  • The company number, vehicle make, serial number, year, and tire size
  • A schedule of inspections, including type and due date
  • All inspection, maintenance, and repair records

Carriers are also required to have truck drivers prepare a written post-trip inspection report at the end of each driving day where the driver discovers or is informed about a vehicle defect (such as during a traffic stop or roadside inspection). The report must cover:

  • Brakes, including trailer brake connections
  • Parking (hand) brake
  • Coupling devices
  • Wheels and rims
  • Tires
  • Steering
  • Lighting devices and reflectors
  • Horn
  • Rearview mirror
  • Windshield wipers
  • Emergency equipment
  • Any condition that would affect the safety of the vehicle in operation or cause a breakdown

Before the truck can be driven again, the carrier must certify that any defect or deficiency noted in a driver’s post-trip inspection report was either corrected or that the condition does not require immediate correction. Drivers must also determine that the truck can be safely operated.

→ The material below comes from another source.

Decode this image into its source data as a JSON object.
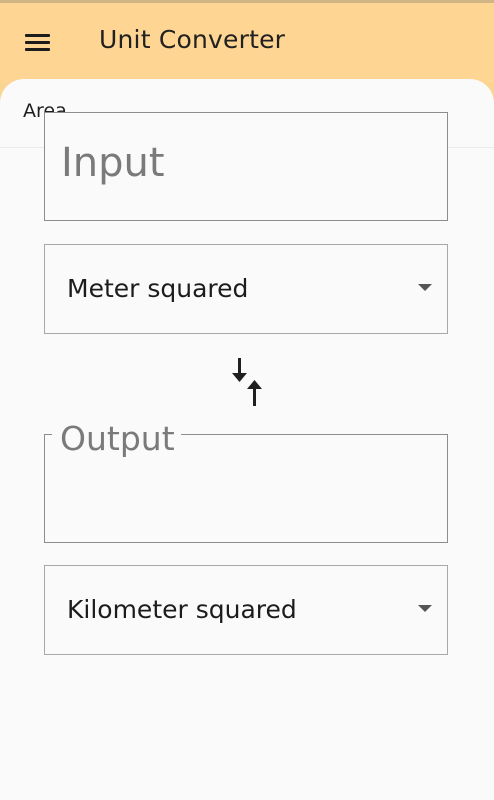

Carriers may have trucks periodically inspected either by a third-party inspector or by a qualified individual employed by the carrier. Qualified inspectors must:

  • Understand the inspection standards set forth in federal regulations
  • Know how to identify defective parts
  • Have gained experience in inspection either by completing a training program or obtaining a state or Canadian province certificate in commercial motor vehicle safety inspection ─ or have at least one year of practical training or experience

Carriers must keep documents that show an inspector’s qualifications for at least one year following the last inspection.

Truck Driver Safety Requirements

Truck drivers must hold a Missouri commercial driver’s license to operate a commercial truck. Drivers must meet other requirements, including:

  • Being at least 18 years old to drive in intrastate commerce, or at least 21 years old to operate in interstate commerce or to transport hazardous materials intrastate or interstate
  • Speaking and reading English well enough to communicate with others, respond to official questions, read road signs, and complete reports and records
  • Having the physical capability to safely operate the vehicle
  • Knowing how to safely load, block, brace, and secure cargo

Carriers that employ drivers are required to keep the following documents as part of the driver’s employment record:

  • The driver’s employment application
  • The carrier’s inquiries to previous employers over the past three years
  • The carrier’s inquiries to state agencies over the past three years
  • Annual review of the driver’s driving record
  • The driver’s annual certification of violations
  • The driver’s road test certificate (or an equivalent document)
  • The driver’s medical examination record and, if applicable, Skills Performance Evaluation Waiver
  • The training certificate for an entry-level driver

Truck drivers must follow certain hours-of-service (HOS) limitations:

  • Drivers are limited to 14 hours on duty and 11 hours driving before being required to take a 10-hour resting period prior to the next duty shift.
  • Drivers are limited to no more than 60 hours on duty in any seven-consecutive-day period, or 70 hours on duty in any eight-consecutive-day period. A driver can restart these periods by taking at least 34 consecutive hours off duty.
  • Drivers may not drive longer than eight hours since their last off-duty or sleeper-berth rest period of at least 30 minutes.

Drivers are required to keep a log of their on-duty and driving time, unless they operate within a 100-mile air radius of their work-reporting location and return to that location at the end of their shift.

Truck drivers are considered driving under the influence (DUI) of alcohol if they have a BAC of 0.04 percent or greater. Drivers also may not keep open containers of alcohol in their cab.

Talk to a Knowledgeable Truck Accident Lawyer Now

If you have been the victim of a truck accident, you deserve financial recovery for your injuries and losses. Contact us today for a free consultation with a Missouri truck accident lawyer from Sumner Law Group, LLC.